The Implementation phase is the most difficult and takes the longest to complete as you have to write a generic loading code for variables, however thanks to this initial stretch the Use phase, which is when you're actually assigning saving capabilities to every entity you want/need will take a lot less time and a lot less code.
    So the things you'll need are:
  • One common ancestor to all entities in game
  • A Shell class, that's gonna be rewritten a lot (or not at all with macros), built for saving and loading the variables from a buffer.
  • A variable storage entry with a specific format.

if done right with macros you'll end up with having something like this after every entity you want to save:
So that would be all! I hope you liked this tutorial/article/whatever and found it useful, even if not, you can still download my code here: [Shell Based Entity Save System]

Wednesday, February 3, 2010

I'm probably not meant to be a game designer (will update this post with your Ideas)

Full of enthusiasm I have reached a point in which my engine is good enough to make a simple game. Collisions work, rendering works, it's easily scalable, you can add new objects into the game without any hassle and everything is just peachy.
It also means that at this points I lose all the Ideas for a game since I don't want to make a clone nor an uninspired game. A miniLD competition would work out great since right at this moment I have just finished the engine to such a state that I don't have any "illegal" code and it's still easy to make a game in it.
Yesterday when I was talking on IRC complaining about this to people who were there (and couldn't escape my complaints if they wanted to talk to other people on that channel) I had a wonderful Idea (yes, the I is capital for purpose):
You play as a cricket.
What an extraordinary Idea it is! It only lacks something minor to complete it but the foundations are already there! One of the participants in the conversation (whose name I won't mention for his own safety and not because I forgot it) told me: "what if he played musics to get magical powers or change the terrain?". Now that's what I call inspiration! The game idea still lacks something though but so far we got this:

Main character:
  -The Cricket
What he does:
  -he can jump (oh yeah, this Idea was all mine, I'm that clever)
  -plays music to get magic powers (that guy's Idea)

yeah... just a few minuscule thing are missing but I guess I can make a game out of this. Still, small details can destroy huge buildings! So I'm asking help from You, the reader, to fill in those little things like the story, setting, enemies, and the rest of the gameplay that you would want to see in this marvelous masterpiece.

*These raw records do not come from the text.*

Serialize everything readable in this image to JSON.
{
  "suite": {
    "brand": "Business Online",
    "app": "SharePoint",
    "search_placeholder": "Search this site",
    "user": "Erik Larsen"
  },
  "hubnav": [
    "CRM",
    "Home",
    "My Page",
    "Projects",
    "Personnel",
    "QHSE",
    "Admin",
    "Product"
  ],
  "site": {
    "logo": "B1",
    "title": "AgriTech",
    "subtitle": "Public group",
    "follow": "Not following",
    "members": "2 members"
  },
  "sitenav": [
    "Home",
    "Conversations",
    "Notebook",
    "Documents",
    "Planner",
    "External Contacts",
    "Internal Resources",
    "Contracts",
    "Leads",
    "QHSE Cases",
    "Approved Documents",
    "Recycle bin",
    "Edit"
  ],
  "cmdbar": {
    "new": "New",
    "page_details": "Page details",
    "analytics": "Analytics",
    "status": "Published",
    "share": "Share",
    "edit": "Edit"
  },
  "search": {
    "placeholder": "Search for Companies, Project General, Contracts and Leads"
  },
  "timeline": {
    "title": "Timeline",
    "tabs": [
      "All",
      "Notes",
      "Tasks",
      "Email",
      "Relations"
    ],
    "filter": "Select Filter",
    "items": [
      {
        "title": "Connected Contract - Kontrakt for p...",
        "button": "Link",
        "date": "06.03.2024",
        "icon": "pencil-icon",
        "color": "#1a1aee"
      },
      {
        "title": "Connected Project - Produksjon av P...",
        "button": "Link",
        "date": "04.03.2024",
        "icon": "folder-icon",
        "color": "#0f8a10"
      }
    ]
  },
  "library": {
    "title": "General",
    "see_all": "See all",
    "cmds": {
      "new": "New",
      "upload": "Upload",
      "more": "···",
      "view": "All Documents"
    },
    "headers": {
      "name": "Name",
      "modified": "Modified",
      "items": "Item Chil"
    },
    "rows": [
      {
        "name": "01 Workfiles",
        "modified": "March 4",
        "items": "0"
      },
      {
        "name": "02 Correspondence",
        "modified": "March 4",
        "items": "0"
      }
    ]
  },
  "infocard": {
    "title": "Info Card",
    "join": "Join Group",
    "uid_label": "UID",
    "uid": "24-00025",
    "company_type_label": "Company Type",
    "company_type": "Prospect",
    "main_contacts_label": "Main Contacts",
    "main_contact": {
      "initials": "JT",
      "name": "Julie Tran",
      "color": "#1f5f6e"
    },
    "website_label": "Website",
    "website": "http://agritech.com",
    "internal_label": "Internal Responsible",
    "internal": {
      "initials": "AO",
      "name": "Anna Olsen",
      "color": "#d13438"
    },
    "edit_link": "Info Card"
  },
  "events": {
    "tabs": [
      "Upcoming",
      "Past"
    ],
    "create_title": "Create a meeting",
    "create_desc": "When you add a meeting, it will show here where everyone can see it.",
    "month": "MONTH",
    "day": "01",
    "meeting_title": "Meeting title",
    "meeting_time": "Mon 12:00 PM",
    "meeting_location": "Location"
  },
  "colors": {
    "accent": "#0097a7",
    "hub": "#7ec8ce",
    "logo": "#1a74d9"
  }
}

I'm gonna update this space with your awesome Ideas (yes, this I is also capitalized for purpose)

To those that would want to help me here's a concept drawing of the main characters. Those that don't want to help me please don't look at it.

The Cricket:
I know he may look innocent but he's a deadly killing death machine.(I'll probably make him look more deadly in future revisions)

The Ki-Dan-Shoo:
His wrath at humankind was so powerful it opened a third eye with his hate-chakra. Also he has a scar on his eye which hints that he is evil.

What we've got so far:
Game Name:
Main character:
  -The cricket - Loyal servant of the Ki-Dan-Shoo, also he needs a name.
Secondary Characters:
  -The Ki-Dan-Shoo - a sentient blade of grass with three eyes, the third one being his chakra-eye(PsySal's Idea)
What he does:
  -he can jump (oh yeah, this Idea was all mine, I'm that clever)
  -plays music to get magic powers (Thedaian's Idea (aka That guy))
Story:(contributors: PsySal, Demize, Anonymous)
  -His master, the Ki-Dan-Shoo, who seeks revenge on humankind has ordered our main character to kill all humans. His wrath goes all the way back to his early days when he kept the crickets as pets. He raised them from eggs taking care of them every day. As he lived on he had too many crickets, so he he gave many away hoping that they would find a better place, for his horror he discovered that those unfortunate souls were used as food for Human pets. His blood boiled inside him wanting vengance! Through incredible stunts, plot twists and awesome action the fate of the humankind will be decided In Space!